From our Inquiries from Readers page (received today)
Chris M. from Indiana writes:
I am a graduate student at Ball State University in Muncie, Indiana. As part of my Master’s thesis, I am researching objects deliberately concealed in buildings for good luck. I am particularly interested in the practice of concealing old shoes or boots in buildings, which seems to have been brought to the U.S. from Great Britain.
It is my understanding that a shoe was found in a house in Rocky Hill, CT. I am trying to find out more about the shoe, where exactly it was found in the building, when it might have been concealed and by whom. If you know anything about this object or any other unusual objects found in the walls, ceilings, floors, or chimneys of other historic buildings in the area (horseshoes, old garments, bottles with unusual contents, strange animal remains, iron tools, coins, etc.), I would greatly appreciate it if you would contact me or forward my email to someone who may be able to help.
I look forward to your reply.

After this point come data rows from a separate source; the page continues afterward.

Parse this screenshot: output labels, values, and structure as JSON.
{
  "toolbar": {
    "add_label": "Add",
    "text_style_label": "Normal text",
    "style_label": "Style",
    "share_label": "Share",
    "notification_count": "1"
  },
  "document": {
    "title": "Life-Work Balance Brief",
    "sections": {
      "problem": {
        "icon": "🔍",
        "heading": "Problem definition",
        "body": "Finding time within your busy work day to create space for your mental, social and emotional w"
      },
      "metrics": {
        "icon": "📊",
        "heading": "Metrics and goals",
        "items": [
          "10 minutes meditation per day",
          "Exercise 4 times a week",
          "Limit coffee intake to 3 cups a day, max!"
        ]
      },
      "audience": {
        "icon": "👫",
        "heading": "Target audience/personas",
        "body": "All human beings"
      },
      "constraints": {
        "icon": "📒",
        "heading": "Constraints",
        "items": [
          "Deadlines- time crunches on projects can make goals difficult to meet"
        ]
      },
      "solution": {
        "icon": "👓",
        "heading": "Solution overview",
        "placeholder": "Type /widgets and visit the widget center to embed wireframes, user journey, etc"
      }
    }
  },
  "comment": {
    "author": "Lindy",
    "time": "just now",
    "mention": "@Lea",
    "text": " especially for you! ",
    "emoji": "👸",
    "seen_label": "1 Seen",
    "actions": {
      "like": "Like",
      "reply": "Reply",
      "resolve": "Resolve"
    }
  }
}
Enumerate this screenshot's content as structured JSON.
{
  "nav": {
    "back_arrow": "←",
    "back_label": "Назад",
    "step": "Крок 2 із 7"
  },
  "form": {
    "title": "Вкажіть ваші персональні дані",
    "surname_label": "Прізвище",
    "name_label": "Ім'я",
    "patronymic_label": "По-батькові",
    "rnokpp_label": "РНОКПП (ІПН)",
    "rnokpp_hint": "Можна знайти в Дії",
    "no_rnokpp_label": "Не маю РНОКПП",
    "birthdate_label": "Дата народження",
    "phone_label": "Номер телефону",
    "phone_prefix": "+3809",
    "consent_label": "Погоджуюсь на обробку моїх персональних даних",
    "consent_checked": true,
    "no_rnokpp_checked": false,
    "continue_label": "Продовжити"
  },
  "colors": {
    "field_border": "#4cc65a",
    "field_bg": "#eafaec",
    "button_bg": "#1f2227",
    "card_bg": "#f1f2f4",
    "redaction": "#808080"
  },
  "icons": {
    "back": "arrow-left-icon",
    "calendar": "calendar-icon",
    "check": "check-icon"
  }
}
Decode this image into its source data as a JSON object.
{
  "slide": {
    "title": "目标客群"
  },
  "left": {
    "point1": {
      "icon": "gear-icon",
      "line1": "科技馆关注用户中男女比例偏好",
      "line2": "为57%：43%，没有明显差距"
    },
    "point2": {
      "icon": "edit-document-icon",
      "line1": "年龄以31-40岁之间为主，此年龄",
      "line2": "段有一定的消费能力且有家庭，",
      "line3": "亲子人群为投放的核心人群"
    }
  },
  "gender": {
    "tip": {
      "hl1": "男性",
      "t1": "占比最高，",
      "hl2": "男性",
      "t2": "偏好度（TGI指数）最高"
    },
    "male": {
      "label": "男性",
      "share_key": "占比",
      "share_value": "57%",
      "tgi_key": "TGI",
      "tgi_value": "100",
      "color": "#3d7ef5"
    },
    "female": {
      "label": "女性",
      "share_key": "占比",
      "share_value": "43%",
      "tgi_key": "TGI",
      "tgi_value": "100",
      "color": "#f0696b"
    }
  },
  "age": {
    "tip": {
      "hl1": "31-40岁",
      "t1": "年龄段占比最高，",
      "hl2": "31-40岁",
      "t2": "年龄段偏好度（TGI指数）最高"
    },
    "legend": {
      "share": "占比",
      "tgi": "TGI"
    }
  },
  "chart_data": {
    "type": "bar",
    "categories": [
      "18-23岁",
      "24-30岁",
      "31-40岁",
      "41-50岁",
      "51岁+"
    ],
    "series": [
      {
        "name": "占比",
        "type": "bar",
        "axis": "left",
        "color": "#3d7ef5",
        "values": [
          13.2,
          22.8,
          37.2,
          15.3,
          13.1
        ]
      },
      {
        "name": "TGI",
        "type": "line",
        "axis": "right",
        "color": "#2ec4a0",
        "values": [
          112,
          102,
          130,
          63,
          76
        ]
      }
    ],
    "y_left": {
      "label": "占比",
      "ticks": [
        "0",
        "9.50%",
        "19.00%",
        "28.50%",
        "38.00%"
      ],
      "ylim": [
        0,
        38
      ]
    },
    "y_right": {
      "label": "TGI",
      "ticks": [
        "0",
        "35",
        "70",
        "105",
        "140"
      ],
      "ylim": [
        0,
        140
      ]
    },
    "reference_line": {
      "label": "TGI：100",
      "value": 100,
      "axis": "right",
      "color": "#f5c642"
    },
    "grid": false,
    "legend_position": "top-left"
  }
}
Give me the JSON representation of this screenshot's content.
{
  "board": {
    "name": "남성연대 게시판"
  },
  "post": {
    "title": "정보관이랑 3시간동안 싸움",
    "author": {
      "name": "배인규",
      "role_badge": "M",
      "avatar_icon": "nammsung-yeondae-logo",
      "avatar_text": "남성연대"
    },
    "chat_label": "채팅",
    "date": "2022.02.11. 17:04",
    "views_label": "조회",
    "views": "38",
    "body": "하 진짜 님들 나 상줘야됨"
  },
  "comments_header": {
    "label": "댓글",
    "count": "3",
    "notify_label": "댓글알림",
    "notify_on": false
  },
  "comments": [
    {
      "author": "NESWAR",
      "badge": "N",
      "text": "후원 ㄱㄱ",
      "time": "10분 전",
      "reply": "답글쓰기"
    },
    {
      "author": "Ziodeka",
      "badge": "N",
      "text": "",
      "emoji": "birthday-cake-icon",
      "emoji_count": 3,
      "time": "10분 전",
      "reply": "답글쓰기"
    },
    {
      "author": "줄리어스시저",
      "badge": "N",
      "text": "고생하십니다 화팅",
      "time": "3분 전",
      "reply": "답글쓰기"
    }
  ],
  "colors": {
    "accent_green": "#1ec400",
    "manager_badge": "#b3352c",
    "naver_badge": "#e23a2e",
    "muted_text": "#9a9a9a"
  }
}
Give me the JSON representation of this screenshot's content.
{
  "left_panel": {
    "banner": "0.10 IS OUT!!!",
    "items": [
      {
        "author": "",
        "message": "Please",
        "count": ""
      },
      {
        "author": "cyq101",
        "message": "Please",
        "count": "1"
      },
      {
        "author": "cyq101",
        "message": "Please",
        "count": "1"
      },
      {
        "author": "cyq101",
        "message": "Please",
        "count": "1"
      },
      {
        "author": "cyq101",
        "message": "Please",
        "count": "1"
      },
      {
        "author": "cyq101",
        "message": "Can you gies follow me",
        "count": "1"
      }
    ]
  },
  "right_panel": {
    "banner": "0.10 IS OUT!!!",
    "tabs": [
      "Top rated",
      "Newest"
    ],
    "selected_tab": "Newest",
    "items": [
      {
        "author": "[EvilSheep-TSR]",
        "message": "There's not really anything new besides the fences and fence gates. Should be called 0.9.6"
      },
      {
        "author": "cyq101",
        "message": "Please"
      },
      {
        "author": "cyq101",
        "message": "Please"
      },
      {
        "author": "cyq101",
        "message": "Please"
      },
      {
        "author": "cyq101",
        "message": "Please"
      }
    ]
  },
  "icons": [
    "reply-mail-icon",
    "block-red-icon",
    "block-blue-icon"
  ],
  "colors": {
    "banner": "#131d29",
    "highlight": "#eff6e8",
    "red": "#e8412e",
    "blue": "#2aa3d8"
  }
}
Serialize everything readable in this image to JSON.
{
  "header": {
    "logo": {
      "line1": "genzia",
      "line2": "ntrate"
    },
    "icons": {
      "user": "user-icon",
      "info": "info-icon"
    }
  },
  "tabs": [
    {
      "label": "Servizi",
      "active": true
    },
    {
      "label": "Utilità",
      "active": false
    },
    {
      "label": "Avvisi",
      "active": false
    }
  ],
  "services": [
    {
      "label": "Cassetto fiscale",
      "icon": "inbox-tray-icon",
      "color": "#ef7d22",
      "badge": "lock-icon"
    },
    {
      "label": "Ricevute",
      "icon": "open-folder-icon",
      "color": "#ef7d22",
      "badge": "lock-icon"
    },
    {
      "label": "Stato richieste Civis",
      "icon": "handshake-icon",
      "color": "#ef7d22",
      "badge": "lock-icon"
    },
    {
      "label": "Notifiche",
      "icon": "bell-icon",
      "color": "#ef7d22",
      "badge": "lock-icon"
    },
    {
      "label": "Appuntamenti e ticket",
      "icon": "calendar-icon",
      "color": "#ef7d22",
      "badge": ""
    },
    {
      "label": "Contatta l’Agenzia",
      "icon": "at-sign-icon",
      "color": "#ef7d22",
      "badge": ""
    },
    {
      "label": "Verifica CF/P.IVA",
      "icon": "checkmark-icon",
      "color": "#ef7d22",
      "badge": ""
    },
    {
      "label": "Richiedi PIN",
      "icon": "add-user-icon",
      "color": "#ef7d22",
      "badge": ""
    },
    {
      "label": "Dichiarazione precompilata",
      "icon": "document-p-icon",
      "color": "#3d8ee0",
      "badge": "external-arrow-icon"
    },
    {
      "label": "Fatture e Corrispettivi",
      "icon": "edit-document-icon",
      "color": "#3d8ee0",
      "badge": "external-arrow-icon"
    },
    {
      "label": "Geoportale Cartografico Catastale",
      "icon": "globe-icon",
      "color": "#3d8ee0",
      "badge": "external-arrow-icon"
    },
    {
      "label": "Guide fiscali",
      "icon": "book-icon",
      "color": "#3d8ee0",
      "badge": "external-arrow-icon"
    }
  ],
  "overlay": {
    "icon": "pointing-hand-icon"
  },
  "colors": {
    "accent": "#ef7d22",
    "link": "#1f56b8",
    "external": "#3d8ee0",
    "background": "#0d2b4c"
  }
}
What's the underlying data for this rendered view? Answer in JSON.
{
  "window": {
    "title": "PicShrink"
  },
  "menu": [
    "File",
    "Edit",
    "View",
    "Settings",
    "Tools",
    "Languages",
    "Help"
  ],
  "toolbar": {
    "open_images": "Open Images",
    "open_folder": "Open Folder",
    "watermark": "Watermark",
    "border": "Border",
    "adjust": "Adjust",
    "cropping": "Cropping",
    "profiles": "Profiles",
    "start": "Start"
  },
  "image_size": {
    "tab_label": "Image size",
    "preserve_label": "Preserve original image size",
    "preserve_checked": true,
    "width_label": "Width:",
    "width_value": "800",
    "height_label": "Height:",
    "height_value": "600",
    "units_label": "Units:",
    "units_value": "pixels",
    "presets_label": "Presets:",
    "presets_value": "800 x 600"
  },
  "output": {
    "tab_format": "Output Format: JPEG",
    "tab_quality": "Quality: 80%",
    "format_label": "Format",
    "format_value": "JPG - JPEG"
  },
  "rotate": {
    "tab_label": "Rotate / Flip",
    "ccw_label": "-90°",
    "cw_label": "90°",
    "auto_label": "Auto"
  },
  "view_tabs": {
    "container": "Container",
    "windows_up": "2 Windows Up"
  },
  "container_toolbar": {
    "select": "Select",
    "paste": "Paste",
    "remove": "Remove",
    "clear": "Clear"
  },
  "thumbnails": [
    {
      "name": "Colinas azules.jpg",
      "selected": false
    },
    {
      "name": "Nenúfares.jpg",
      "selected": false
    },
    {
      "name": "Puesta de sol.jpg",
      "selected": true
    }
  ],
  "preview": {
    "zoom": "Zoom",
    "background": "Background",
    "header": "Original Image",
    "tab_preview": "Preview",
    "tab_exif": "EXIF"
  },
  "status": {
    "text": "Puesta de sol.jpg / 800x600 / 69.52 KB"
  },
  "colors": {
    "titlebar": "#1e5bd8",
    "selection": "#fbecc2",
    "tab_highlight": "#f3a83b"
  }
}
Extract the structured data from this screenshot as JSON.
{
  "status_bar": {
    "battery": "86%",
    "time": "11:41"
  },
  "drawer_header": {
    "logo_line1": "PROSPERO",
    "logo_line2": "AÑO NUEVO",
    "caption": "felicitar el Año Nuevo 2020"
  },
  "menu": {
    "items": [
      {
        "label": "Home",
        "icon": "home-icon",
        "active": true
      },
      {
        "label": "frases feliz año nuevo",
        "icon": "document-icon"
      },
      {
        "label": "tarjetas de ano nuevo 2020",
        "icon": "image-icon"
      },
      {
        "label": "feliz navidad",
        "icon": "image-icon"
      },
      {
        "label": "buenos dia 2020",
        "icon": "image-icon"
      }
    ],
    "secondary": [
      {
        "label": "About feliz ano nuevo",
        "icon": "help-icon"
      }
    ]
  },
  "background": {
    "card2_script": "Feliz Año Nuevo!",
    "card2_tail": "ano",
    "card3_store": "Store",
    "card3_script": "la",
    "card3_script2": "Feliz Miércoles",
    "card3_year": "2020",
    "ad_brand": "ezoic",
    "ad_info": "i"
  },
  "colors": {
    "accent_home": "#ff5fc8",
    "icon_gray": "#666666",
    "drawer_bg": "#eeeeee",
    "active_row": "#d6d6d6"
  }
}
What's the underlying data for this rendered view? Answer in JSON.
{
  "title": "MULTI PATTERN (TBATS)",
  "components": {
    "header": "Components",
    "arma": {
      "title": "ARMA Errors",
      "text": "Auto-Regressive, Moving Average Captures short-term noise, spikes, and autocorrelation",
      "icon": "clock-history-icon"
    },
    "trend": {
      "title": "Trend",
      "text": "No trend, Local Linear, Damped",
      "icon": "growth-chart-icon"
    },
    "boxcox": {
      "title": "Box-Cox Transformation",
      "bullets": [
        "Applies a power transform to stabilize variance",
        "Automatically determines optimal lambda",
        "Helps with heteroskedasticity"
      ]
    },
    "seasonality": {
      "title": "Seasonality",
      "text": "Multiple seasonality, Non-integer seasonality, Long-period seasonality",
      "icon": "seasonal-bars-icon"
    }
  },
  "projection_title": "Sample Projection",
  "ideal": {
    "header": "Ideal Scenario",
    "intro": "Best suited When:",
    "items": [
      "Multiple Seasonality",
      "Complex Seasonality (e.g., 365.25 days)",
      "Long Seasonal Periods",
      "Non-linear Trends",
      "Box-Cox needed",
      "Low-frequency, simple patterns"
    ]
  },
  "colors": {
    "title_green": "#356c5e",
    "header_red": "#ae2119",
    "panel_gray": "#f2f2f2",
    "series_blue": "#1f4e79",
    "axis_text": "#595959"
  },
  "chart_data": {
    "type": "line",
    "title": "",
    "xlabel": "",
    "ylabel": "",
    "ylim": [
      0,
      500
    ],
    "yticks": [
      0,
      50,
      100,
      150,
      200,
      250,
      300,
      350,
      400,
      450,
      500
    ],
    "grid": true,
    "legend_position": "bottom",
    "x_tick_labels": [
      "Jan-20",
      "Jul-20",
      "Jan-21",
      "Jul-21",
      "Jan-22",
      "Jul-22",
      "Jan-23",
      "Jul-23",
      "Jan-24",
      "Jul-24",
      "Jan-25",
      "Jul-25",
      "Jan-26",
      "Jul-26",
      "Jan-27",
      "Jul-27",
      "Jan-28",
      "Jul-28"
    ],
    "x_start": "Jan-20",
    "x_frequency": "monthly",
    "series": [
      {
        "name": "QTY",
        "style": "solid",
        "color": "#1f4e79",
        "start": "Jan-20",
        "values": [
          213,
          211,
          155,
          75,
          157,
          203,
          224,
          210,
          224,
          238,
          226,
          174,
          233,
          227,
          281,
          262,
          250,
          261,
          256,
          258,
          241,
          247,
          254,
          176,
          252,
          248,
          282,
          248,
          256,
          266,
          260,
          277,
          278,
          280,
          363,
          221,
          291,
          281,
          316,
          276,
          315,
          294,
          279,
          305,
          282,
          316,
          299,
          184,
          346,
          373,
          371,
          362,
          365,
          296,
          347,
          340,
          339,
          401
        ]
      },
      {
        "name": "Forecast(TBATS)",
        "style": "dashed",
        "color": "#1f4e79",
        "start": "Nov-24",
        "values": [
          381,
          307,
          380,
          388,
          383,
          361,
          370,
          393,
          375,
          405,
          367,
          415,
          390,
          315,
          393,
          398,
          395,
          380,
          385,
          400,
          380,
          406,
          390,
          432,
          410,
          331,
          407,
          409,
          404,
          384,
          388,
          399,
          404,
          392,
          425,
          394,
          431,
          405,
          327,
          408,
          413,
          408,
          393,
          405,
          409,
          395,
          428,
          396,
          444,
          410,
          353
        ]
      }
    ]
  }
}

“You are in luck as I was one of the persons finding the old shoe hidden as a “concealment piece” (as such things were then known) in the Rocky Hill home where I lived until ten years ago. The shoe was found some 15 years or so ago and after examining, photographing, and exhibiting it to society members we replaced the shoe behind the panelling next the hall fireplace where we found it. (see attached photo 18C Parlor…) The room in the photograph is actually what is known as the hall and the shoe was found behind the panelling near the upper left side of the hearth. The date of the house is c 1750; here is a view from 2006.The shoe may be viewed in this composite view made in 2009. Other, more detailed views (you can enlarge the images for greater detail) are here,here,and here. If you learned about this shoe from these photos on the web then you may already have seen them. The shoe is made of leather and is fastened together with wooden pegs.”
…would it be possible to use the photos of the shoe and house in my thesis? If so, how would you like me to credit them?
“I also wanted to let you know that I sent the photos of the shoe to the cobbler at Colonial Williamsburg and he identified the shoe as a “man’s or boy’s, 1820s-40ish, round toed w/pegged repairs. Waxed-calf with “dog-leg” side seam.” Which is interesting because it post-dates the house, suggesting the shoe was concealed at a later date, perhaps during an episode of repair or remodeling.”